Downie was diagnosed with an incurable brain tumour in 2016. He finished his tour with the Tragically Hip that same summer. The band’s final sold-out concert took place at Rogers Centre in Kingston. It was broadcast live on TV and radio stations.
In 2017, Downie spoke out for Canada’s indigenous people, at an assembly on Parliament Hill. He also set up a fund to raise money in support of the First Nations who suffered in the Canadian residential schools. Downie was honoured with an eagle’s feather at a First Nations Assembly in Gatineau, Quebec for his contributions towards supporting the First Nations of Canada.
Downie was also appointed as a Member of the Order of Canada for his contributions to music and for his strong support of environmental and social issues in Canada.
On October 17, 2017, Downie lost his battle with cancer at the young age of 53 years old. He will remain a Canadian legend for being one of the top musicians and environmentalists of Canada.
9. Stompin Tom Conners (1936 – 2013)
The top ten list of famous Canadian musicians could not be complete without mentioning the very talented country and folk guitarist, and Canadian singer-songwriter, Charles Thomas Conners aka “Stompin Tom Conners.” Stomping his boot heel to the beat of the music earned Conne”s his nickname as “Stompin Tom.”
After receiving several complaints about damaged stage floors with his boot-stomping, Conners began bringing a piece of wood to place under his feet so he could stomp even louder without damaging the stage floors. His “Stompin” board became a trademark for Conners. After stomping a hole through the plywood, he’d throw it to a lucky member of the crowd and laugh about the poor quality of the local lumber stores.
Dedicating his singing career to writing songs about being a native to Canada, Conners has composed over 300 humorous, toe-tapping Canadian heritage songs. Sure to put a smile on anyone’s face that listens to them, Conner’s has also released over 4 dozen records. Selling over 4 million copies. Now, that’s a lot of records!
Some of Conner’s signature songs include “Bud the Spud,” “Sudbury Saturday Night” and “The Hockey Song.” Played at many National Hockey League games over the years, including each Toronto Maple Leaf Home game, “The Hockey Song” is still a favourite Stompin Tom song among many Canadians.
Stompin Tom Conners played a huge role in the evolution of Canadian history with many of his songs referencing historical events in Canada, such as, “The Bridge Came Tumblin’ Down,” “Fire in the Mine” and “Big Joe Mufferaw.”
10. Bryan Adams ( 1959 – )
And last, but not least on the list of top ten Canadian musicians is Bryan Adams, a guitarist, singer-songwriter, and Canadian record producer.

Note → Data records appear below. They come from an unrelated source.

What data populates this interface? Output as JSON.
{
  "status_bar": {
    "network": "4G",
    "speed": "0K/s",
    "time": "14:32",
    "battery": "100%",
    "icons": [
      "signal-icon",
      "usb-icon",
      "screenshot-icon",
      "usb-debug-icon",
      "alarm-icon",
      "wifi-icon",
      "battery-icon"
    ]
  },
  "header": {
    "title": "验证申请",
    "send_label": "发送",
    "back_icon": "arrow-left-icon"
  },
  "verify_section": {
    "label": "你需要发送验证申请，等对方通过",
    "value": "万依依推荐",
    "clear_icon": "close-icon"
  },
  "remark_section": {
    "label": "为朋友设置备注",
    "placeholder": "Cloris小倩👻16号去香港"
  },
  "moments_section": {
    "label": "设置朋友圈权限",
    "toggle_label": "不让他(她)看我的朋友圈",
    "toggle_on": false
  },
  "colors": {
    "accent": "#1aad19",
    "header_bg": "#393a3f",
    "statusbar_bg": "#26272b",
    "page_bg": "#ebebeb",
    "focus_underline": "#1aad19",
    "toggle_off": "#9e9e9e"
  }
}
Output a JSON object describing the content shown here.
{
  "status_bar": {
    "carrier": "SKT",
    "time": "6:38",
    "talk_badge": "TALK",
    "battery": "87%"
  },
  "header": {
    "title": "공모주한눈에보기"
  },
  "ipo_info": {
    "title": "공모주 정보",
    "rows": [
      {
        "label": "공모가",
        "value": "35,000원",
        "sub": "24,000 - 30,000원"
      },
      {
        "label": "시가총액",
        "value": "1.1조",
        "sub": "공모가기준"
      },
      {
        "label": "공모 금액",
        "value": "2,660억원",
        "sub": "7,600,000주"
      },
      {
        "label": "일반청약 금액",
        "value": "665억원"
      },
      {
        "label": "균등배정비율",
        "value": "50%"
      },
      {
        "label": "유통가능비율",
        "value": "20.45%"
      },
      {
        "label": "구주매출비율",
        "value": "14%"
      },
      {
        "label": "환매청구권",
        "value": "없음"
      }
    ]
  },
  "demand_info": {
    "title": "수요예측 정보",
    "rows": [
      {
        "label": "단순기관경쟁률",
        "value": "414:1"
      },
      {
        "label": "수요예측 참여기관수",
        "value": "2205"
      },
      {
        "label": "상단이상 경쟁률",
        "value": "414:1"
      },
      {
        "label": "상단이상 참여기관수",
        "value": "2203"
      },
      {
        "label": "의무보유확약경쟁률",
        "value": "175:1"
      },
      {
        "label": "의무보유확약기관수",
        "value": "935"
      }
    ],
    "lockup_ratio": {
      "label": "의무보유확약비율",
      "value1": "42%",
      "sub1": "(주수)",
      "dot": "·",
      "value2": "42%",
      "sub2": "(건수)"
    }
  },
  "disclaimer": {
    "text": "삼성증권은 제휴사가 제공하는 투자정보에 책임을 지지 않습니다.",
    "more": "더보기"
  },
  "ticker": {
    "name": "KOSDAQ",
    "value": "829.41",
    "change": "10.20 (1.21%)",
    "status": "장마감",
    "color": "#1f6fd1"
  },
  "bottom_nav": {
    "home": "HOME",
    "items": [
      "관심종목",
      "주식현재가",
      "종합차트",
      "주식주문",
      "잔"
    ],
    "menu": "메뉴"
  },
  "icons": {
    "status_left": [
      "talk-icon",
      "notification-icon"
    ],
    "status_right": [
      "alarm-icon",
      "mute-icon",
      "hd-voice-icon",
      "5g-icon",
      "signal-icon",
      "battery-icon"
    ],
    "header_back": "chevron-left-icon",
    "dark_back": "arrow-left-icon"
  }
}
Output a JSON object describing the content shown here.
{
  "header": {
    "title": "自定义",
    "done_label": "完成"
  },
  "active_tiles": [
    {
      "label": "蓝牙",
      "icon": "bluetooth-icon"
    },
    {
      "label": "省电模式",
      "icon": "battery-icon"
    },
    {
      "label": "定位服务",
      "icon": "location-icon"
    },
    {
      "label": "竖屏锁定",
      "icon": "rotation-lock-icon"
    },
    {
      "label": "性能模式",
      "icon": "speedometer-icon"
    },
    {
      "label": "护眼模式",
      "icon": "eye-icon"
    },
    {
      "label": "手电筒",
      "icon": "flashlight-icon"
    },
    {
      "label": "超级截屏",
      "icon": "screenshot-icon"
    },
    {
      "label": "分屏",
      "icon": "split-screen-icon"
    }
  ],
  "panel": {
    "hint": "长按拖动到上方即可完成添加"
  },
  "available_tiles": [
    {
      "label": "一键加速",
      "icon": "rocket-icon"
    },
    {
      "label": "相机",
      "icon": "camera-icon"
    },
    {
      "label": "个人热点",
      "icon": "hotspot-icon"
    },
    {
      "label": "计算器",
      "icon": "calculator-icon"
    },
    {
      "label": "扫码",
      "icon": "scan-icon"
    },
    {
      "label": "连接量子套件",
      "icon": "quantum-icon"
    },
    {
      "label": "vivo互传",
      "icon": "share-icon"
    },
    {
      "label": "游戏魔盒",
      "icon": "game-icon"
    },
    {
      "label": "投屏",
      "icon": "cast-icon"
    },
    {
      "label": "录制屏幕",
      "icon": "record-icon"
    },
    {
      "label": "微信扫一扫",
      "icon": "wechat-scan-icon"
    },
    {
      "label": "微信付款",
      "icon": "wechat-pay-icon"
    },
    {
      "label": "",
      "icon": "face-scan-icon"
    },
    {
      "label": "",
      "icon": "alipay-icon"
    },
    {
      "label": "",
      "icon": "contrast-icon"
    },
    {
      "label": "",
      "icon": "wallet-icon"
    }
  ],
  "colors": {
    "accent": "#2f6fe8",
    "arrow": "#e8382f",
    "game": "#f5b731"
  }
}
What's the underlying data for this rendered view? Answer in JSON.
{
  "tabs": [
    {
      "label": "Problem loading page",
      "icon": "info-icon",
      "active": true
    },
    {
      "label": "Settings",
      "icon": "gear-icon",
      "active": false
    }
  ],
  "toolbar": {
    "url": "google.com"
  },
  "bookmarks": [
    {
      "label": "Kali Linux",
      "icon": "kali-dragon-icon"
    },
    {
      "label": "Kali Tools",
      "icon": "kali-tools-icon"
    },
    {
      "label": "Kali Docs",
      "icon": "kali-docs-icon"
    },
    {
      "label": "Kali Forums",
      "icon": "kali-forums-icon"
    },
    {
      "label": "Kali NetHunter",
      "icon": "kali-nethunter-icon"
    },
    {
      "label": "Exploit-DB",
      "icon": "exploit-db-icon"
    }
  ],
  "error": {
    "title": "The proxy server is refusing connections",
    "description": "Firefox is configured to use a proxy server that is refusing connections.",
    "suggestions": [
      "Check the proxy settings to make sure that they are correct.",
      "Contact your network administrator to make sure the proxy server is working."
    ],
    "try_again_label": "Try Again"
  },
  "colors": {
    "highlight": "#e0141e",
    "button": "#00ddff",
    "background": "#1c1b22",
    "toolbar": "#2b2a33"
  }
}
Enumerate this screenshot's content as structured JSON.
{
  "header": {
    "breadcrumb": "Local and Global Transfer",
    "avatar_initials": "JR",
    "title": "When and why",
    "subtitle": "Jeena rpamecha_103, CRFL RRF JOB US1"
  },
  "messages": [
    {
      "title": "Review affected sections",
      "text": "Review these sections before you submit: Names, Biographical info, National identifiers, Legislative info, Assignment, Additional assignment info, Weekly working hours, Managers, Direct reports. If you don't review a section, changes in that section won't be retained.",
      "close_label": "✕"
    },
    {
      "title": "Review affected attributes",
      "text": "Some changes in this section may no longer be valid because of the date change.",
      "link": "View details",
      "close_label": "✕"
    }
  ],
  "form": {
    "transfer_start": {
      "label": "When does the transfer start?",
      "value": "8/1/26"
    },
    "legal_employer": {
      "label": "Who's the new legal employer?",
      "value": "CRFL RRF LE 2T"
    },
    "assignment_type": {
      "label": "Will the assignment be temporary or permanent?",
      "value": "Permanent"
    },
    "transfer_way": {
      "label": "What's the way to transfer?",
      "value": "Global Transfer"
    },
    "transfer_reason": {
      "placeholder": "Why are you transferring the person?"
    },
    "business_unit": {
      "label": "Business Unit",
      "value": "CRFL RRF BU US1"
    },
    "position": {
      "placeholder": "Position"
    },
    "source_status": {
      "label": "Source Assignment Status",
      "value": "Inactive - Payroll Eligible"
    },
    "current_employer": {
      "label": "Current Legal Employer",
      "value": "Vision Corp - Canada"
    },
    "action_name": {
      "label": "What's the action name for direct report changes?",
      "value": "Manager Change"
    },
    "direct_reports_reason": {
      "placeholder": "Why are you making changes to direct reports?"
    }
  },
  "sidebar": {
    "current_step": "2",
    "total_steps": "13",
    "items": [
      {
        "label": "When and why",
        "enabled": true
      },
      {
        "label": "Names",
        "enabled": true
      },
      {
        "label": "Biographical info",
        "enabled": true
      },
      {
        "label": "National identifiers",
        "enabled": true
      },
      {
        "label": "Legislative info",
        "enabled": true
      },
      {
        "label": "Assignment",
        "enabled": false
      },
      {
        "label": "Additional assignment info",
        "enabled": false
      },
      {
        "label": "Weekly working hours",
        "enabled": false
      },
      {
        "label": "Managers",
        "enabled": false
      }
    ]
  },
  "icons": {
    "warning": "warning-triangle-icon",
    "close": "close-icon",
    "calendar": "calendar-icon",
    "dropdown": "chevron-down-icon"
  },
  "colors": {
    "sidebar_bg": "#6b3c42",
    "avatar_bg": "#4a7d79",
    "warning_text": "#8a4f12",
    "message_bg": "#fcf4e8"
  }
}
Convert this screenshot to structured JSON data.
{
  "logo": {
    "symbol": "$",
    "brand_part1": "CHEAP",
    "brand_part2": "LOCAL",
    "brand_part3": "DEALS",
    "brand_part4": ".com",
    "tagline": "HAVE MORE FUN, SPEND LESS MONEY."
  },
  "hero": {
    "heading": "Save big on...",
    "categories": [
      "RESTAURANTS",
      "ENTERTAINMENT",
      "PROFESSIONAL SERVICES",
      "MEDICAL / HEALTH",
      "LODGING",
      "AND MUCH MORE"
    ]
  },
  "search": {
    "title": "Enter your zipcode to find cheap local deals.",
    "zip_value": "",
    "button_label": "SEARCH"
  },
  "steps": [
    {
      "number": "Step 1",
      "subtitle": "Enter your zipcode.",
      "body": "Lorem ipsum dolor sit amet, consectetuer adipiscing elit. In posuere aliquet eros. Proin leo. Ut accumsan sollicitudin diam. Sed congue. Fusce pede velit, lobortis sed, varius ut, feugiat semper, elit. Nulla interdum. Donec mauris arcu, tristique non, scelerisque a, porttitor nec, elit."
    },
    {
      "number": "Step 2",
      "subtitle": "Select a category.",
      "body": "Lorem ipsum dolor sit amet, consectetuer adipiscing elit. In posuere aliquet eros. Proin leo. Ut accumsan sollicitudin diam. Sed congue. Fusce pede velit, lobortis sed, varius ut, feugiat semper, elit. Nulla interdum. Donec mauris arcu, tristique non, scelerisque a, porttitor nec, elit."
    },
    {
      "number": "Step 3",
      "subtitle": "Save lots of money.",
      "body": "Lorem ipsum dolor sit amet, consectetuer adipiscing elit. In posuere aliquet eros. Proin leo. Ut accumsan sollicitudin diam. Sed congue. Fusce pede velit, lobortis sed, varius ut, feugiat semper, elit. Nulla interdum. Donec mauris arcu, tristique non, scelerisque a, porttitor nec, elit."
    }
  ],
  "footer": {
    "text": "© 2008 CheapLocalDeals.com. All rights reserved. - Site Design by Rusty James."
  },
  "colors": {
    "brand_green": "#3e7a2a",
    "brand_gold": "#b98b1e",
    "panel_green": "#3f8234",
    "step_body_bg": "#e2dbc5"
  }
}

He was a heart-throb to many women and teenagers in the 80s and 90s. Adams has sold over 100 million albums around the world. Some of Adam’s all-time hits include “Summer of 69,” “Cuts Like a Knife,” and “Heaven.”
Adams participated in many charity concerts to raise money and awareness for several causes, including, Amnesty International, Greenpeace, earthquake relief, Canadian Red Cross and the Covid-19 Pandemic research, among others.
Adams is also an animal activist who raises money for the cause through many benefit concerts. His work as a talented musician and his dedication to charitable organizations has made him an incredible asset to the history of Canada.
There are so many great musicians in Canada. Many of them have contributed to forming the foundation of Canada through their incredible accomplishments towards the music and culture of Canada. It was hard to stop at just ten musicians. Tell me, who is your favourite Canadian musician?